Writing a Sympathy Card for a Suicide
Knowing what to write to someone who lost a loved one due to suicide is very difficult. On the one hand, you want to express your unconditional love and support to someone who is going through one of the worst experiences of their life. On the other, you do not want to touch too close to a subject (suicide) that is causing a lot of pain right now.
Striking that balance between tact and support can be hard, but it is not impossible. By writing from the heart and sticking to a few careful guidelines, you can write a suicide sympathy note that conveys everything you want to say.
- Mention the Deceased by Name: Do not be afraid to use the deceased’s name or to say things directly related to his/her life. (Example: “I’m so sorry to hear of Michael’s death. I never knew anyone with a smile as brilliant as his.”)
- Include a Happy Memory: Happy memories are going to be difficult to conjure up for a long time after a loss by suicide, so anything you can say to spark these positive moments is helpful. (Example: “I still remember that time Susan climbed the tree in my backyard in under ten seconds flat. She always had such an adventurous spirit.”)
- Do Not Mention the Death: Yes, death is the reason for sending a sympathy card, and no, you cannot ignore it, but you can still show tact about how the loss happened. Do not refer to the suicide directly or ask invasive questions. (Example: “We’re holding Paul in our minds and in our hearts. The pain of your loss is felt by us all.”)

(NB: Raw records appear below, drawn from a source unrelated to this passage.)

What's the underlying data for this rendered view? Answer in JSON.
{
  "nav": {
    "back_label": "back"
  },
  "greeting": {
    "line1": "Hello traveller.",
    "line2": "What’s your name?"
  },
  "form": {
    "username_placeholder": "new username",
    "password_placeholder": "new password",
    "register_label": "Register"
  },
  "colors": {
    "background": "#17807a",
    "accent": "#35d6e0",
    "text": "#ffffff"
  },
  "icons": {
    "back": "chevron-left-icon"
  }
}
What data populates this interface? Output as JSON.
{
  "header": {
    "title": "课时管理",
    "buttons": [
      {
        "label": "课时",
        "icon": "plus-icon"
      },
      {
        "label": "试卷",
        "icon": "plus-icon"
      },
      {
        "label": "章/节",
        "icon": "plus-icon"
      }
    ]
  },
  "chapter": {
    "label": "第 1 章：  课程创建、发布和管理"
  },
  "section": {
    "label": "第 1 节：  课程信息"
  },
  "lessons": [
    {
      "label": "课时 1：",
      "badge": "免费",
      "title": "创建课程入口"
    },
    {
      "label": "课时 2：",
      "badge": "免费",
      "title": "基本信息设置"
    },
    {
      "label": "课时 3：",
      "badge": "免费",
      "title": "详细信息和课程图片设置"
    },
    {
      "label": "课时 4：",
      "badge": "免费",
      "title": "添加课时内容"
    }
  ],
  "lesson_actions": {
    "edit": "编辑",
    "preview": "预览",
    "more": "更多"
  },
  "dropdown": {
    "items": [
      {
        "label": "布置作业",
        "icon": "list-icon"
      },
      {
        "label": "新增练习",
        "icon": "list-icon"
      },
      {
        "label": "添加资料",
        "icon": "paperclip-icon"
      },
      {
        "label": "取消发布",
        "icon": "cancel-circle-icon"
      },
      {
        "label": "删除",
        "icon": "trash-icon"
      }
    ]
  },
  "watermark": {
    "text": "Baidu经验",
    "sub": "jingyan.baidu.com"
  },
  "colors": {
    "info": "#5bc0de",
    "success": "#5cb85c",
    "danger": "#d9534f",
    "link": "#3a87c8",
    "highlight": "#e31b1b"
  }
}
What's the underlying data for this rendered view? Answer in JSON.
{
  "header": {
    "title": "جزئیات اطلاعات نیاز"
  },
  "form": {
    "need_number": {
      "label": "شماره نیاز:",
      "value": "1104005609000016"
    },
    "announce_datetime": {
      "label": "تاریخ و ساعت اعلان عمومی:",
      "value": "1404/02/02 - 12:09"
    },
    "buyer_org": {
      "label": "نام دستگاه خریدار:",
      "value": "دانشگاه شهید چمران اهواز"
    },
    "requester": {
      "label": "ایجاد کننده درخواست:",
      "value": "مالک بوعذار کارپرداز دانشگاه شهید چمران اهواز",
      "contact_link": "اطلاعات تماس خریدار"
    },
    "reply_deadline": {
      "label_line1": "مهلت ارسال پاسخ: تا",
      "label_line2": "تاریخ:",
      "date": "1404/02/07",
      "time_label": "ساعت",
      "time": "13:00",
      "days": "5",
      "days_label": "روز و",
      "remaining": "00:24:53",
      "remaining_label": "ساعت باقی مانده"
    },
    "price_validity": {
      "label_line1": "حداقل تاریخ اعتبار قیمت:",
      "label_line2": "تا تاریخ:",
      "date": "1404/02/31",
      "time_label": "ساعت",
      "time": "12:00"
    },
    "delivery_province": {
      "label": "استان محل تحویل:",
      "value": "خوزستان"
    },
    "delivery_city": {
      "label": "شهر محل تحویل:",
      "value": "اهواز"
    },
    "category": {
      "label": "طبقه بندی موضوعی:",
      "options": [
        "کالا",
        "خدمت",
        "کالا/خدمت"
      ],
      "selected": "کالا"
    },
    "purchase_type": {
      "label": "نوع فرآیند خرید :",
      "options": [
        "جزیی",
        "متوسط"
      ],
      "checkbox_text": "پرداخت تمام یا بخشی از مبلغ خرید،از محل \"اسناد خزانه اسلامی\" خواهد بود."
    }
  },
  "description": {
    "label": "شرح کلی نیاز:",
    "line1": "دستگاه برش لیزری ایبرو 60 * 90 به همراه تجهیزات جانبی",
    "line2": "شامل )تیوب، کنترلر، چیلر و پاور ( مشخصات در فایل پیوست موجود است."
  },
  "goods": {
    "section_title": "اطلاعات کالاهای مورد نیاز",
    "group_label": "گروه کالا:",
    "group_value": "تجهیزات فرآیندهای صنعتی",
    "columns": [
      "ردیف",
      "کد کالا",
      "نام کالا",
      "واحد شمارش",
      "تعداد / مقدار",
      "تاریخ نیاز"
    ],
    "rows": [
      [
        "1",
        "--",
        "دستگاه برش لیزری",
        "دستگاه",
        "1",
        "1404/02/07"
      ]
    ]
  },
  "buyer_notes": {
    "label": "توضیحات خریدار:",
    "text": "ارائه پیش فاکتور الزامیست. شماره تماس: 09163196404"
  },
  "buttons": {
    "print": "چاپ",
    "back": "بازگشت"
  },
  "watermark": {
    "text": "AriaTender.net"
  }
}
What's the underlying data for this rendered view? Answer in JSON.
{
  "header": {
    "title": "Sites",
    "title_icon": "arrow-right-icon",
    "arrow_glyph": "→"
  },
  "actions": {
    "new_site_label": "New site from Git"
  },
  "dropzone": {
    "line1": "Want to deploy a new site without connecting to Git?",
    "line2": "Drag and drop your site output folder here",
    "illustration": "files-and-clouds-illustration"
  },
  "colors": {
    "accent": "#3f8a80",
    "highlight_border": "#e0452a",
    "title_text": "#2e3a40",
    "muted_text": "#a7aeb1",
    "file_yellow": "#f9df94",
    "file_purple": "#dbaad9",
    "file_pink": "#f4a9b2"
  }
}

- Be Yourself: Many people do not know what to say or how to act when a suicide occurs. While this is a perfectly natural response, it is not going to be helpful for the immediate family. Be yourself and act as normal as you can. (Example: “You know I’m always here if you need to chat or want to get away for a few hours. Coffee is only a phone call away, let’s connect next week.”)
- Avoid Religious/Spiritual References: Religious teachings on suicide are, in many cases, very explicit. Even if you feel strongly about suicide or share the family’s views on suicide, do not bring them up. Chances are that the family is shifting their view as they struggle to reconcile their past beliefs with their new reality. (Example: “May you be granted the strength you need in the coming days. Harriet was a precious daughter and a beautiful human being, and we will miss her.”)
If you simply cannot think of anything to say, a pre-printed sympathy card that you sign will also work in this situation. It is better to say too little than to say something that will cause deeper pain.